In the August 1934 California Highways & Public Works the Division of Highways announced the initial Sign State Route program. The Sign State Route program was intended to supplement the early US Route System in California by way of signing major highways with miner spade shaped highway shields. The original Sign State Route network contained numerous grouping patterns which largely have been lost as the system has expanded. This blog will examine the grouping patterns of the Sign State Route program as originally envisioned. Featured as the blog cover photo is the prototype Sign State Route shield seen in the August 1934 California Highways & Public Works.
Conventions of the original Sign State Route grid and grouping patterns

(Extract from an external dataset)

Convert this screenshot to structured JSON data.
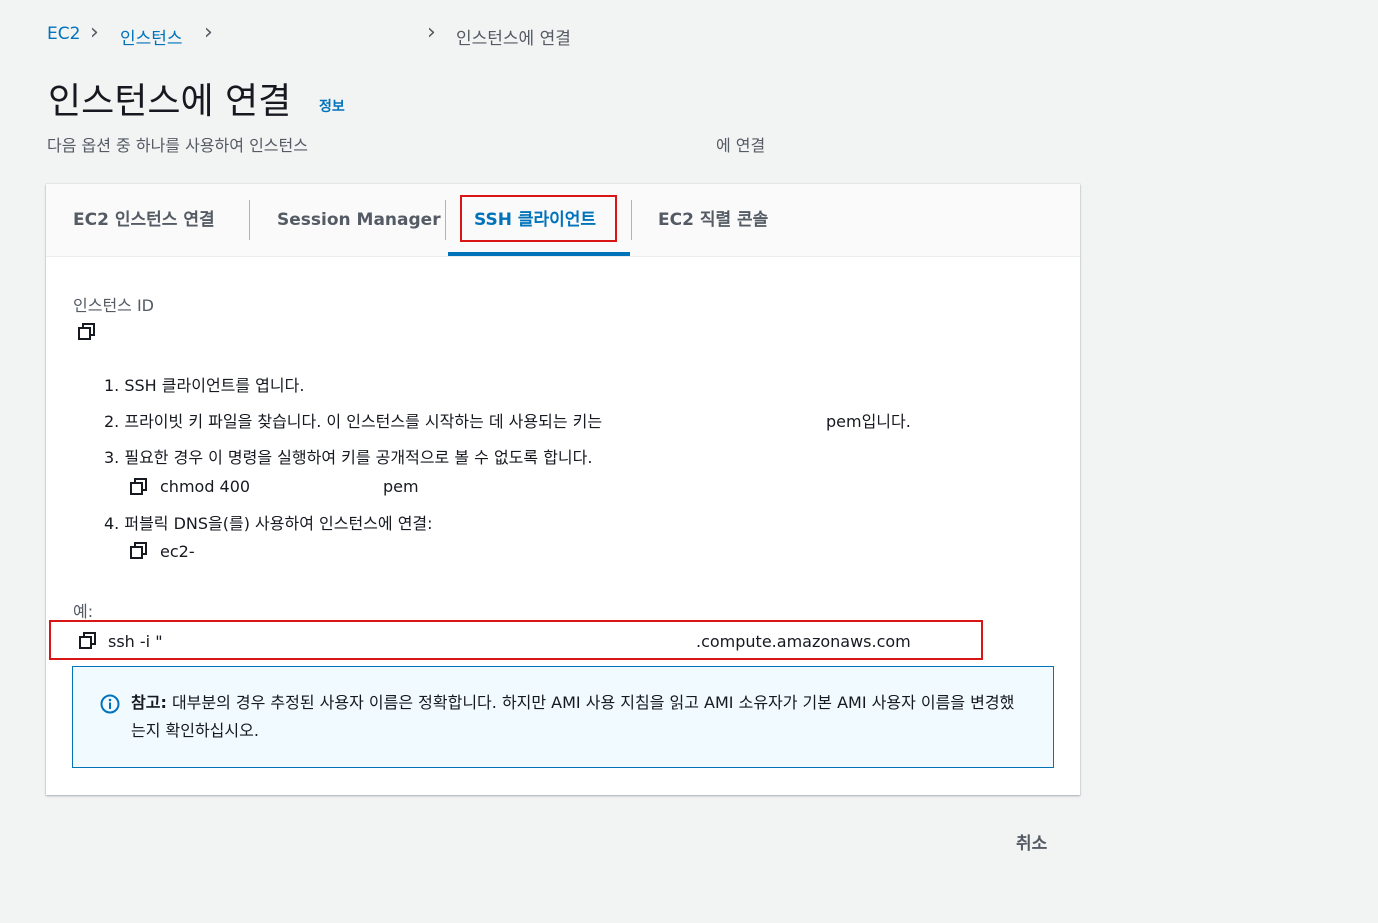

As noted in the introduction the August 1934 California Highways & Public Works announced the initial run of Sign State Routes. The initial Sign State Routes were assigned to corridors of travel that were largely considered essential to state-wise transportation. While most Sign State Routes were applied over State owned Legislative Route Numbers not all were (example: California State Route 180 west over Panoche Pass to California State Routes 25 in Paicines). The pages below contain descriptions for each Sign State Route.
San Francisco Bay Area North/South Grouping
The point of origin for the entire State Sign Route System appears to have been with California State Route 1 which passed through San Francisco along the Pacific Coast. Major north/south Sign State Routes east of San Franscisco were assigned as; 5, 9 and 13. Sign State Routes 25, 29, possibly 33 and 37 appear on the outskirts of San Francisco Bay Area. Notably Sign State Route 13 became Sign State Route 17 for unknown reasons shortly after the Sign State Route program was announced.